* [What you need to do]: Your result should be every line of the records below that contains the word "model".
-------
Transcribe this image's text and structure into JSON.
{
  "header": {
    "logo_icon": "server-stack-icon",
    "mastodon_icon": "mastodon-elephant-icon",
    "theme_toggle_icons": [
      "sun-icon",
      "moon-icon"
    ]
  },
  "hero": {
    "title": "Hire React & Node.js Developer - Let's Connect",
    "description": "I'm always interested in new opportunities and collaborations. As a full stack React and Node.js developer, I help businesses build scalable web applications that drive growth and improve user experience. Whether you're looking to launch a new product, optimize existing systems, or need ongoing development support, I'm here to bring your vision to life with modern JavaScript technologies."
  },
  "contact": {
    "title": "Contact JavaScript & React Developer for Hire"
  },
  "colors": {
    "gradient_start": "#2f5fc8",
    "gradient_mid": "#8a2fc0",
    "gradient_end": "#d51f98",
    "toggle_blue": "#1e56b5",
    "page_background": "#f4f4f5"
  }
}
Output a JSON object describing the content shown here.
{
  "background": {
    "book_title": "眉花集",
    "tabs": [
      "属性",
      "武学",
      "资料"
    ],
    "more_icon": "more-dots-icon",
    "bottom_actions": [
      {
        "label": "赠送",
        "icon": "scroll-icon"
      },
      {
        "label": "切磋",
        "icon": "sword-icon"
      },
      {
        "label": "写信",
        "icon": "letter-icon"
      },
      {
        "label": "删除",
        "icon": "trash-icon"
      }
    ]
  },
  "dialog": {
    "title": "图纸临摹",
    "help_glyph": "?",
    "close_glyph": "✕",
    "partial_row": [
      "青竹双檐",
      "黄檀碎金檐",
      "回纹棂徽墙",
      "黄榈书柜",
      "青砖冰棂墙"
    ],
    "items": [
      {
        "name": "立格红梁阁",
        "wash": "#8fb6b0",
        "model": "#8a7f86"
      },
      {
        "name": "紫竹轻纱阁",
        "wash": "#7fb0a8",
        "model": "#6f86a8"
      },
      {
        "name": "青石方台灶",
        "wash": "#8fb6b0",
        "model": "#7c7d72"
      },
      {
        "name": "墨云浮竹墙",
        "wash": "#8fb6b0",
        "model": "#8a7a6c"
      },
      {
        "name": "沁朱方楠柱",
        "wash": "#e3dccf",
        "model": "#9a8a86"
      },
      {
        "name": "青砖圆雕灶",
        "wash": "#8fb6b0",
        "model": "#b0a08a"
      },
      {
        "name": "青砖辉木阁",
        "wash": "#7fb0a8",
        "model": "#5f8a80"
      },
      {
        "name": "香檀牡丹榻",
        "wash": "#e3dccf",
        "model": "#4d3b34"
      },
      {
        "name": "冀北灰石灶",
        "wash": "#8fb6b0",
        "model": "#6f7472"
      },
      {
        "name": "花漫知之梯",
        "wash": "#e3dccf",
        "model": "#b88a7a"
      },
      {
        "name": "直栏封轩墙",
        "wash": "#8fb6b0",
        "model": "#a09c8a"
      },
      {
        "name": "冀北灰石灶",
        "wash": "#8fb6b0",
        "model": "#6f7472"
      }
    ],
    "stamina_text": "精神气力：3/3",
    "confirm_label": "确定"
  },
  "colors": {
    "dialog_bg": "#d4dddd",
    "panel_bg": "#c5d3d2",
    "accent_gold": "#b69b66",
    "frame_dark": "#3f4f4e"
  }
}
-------
* [Exercise solution]:
        "model": "#8a7f86"
        "model": "#6f86a8"
        "model": "#7c7d72"
        "model": "#8a7a6c"
        "model": "#9a8a86"
        "model": "#b0a08a"
        "model": "#5f8a80"
        "model": "#4d3b34"
        "model": "#6f7472"
        "model": "#b88a7a"
        "model": "#a09c8a"
        "model": "#6f7472"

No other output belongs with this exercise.